What filled the dinner table is also a bit different than what we were taught as kids. According to Kathleen Wall, culinarian at the Pilgrim Hall Museum, Thanksgiving was a three day feast of eels and shellfish, such as lobsters and mussels along with wildfowl such as goose and duck. Though wild turkey was present, it was most likely not the highlight of the meal. Sources claim that turnips, carrots, onions, garlic and pumpkins might have been growing in the gardens at those times; the word “vegetable” was a term used for any plant and interchangeable with “herb” – an “herb” was a plant that was a useful “vegetable” for either culinary or medicinal uses.

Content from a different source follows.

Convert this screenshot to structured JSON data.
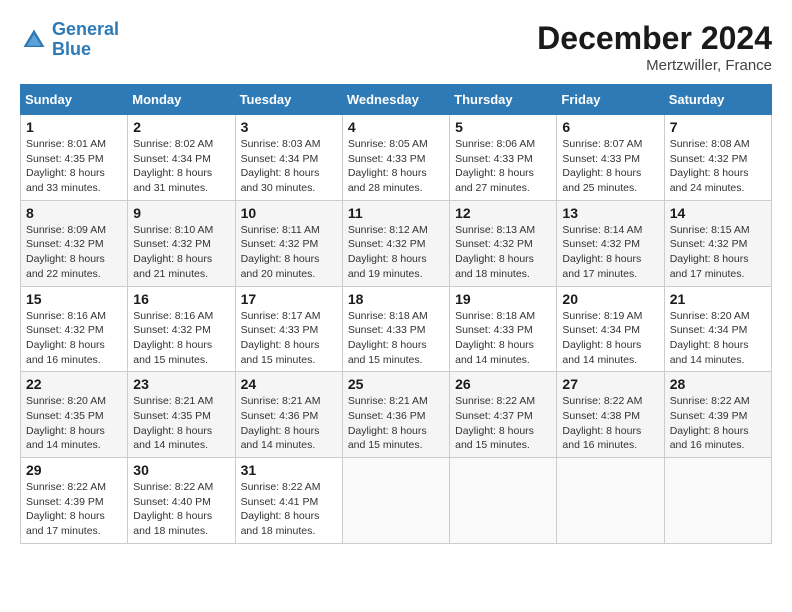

Our beloved mashed potatoes side would not be seen on the first Thanksgiving table, as the white potato originated from South America and didn’t arrive in the Colonies until 1621 when the Governor of Bermuda, Nathaniel Butler brought two large chests of potatoes to Virginia.

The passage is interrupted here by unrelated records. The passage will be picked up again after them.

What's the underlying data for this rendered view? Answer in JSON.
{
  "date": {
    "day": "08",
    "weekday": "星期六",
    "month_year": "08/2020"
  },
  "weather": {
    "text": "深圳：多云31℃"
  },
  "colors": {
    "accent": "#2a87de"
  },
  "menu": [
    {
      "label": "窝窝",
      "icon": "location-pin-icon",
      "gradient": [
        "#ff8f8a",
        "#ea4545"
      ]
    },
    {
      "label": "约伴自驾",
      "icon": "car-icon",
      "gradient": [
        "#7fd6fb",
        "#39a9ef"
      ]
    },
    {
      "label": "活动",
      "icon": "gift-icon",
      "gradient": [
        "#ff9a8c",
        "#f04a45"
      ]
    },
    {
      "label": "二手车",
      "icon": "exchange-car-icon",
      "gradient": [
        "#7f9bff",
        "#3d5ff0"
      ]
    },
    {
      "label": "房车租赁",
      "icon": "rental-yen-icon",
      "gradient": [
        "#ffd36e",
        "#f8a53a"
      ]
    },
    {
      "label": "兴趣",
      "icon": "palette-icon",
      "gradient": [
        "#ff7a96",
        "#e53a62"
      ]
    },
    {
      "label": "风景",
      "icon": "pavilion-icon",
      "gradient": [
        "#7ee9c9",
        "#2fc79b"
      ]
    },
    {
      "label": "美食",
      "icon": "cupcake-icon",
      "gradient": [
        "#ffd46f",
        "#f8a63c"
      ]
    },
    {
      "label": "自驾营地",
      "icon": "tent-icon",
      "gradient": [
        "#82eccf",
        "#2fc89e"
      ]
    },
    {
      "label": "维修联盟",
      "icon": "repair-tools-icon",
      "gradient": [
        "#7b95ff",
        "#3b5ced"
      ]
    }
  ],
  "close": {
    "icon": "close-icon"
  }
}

If turkey wasn’t the featured protein, then why do nearly 88 percent of American homes (according to the National Turkey Federation) eat turkey on Thanksgiving? Remember the nursery rhyme, “Mary Had a Little Lamb”? Well there’s a connection between Mary and our country’s turkey obsession and it has to do with Mary’s creator, Sarah Joseph Hale. Hale’s novel Northwood was the first glimpse of Hale’s obsession with Thanksgiving; the book describes the character and manners of New England including a holiday dinner with roasted turkey, a savory stuffing, pickles, butter, pumpkin pie, and other rich cakes. For 17 years, Hale wrote letters to presidents including Abraham Lincoln requesting for a unified Thanksgiving holiday; prior to this, each state scheduled its own Thanksgiving holiday at different times. She noted the ideal date saying “The last Thursday in November has these advantages — harvests of all kinds are gathered in — summer travellers have returned to their homes — the diseases that, during summer and early autumn, often afflict some portions of our country, have ceased, and all are prepared to enjoy a day of Thanksgiving.” Eventually in 1863, Lincoln proclaimed Thanksgiving a national holiday perhaps to bring some sense of unity to our country during the Civil War.

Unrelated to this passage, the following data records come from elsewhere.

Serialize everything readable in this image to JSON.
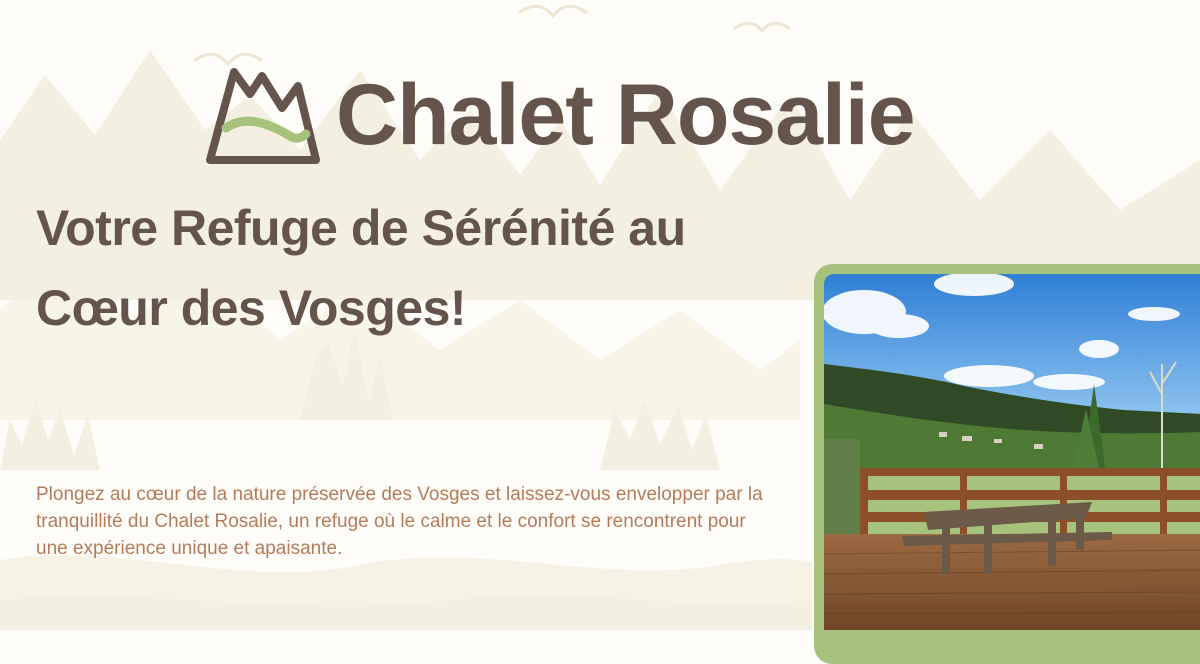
{
  "brand": {
    "name": "Chalet Rosalie",
    "logo_icon": "mountain-icon"
  },
  "hero": {
    "headline": "Votre Refuge de Sérénité au Cœur des Vosges!",
    "description": "Plongez au cœur de la nature préservée des Vosges et laissez-vous envelopper par la tranquillité du Chalet Rosalie, un refuge où le calme et le confort se rencontrent pour une expérience unique et apaisante."
  },
  "photo": {
    "subject": "wooden-deck-with-picnic-table-and-mountain-view"
  },
  "colors": {
    "brand_brown": "#65544b",
    "text_terracotta": "#b47c5a",
    "accent_green": "#a6c27d",
    "background_cream": "#fefdf9",
    "mountain_beige": "#f3efe0"
  }
}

We’ve moved far from the historical significance of our beloved food holiday and it’s become a bit of a culinary competition – but a really good, delicious competition. There is tremendous pressure to prepare the perfect turkey and have a decadent feast. Thankfully, our culinary techniques have evolved since colonial times of predominantly boiled meats and vegetables. Below is a recipe from Local Roots NYC to dress your salad this Thanksgiving and a helpful infographic on turkey cooking tips. It’s far from what was eaten back in 1621, which might not be so bad. Enjoy – and don’t forget to give thanks to the farmers that grew the food we will graciously devour this Thanksgiving!
Local Roots NYC builds a vibrant community around local food through a network of subscription based produce markets and host celebrations like dinner parties and cooking clubs. See their food community and their family of farmers @localrootsnyc and find out how you can shop for your locally grown Thanksgiving groceries at neighborhood bars through their Pop Up Thanksgiving CSA at LocalRoots NYC.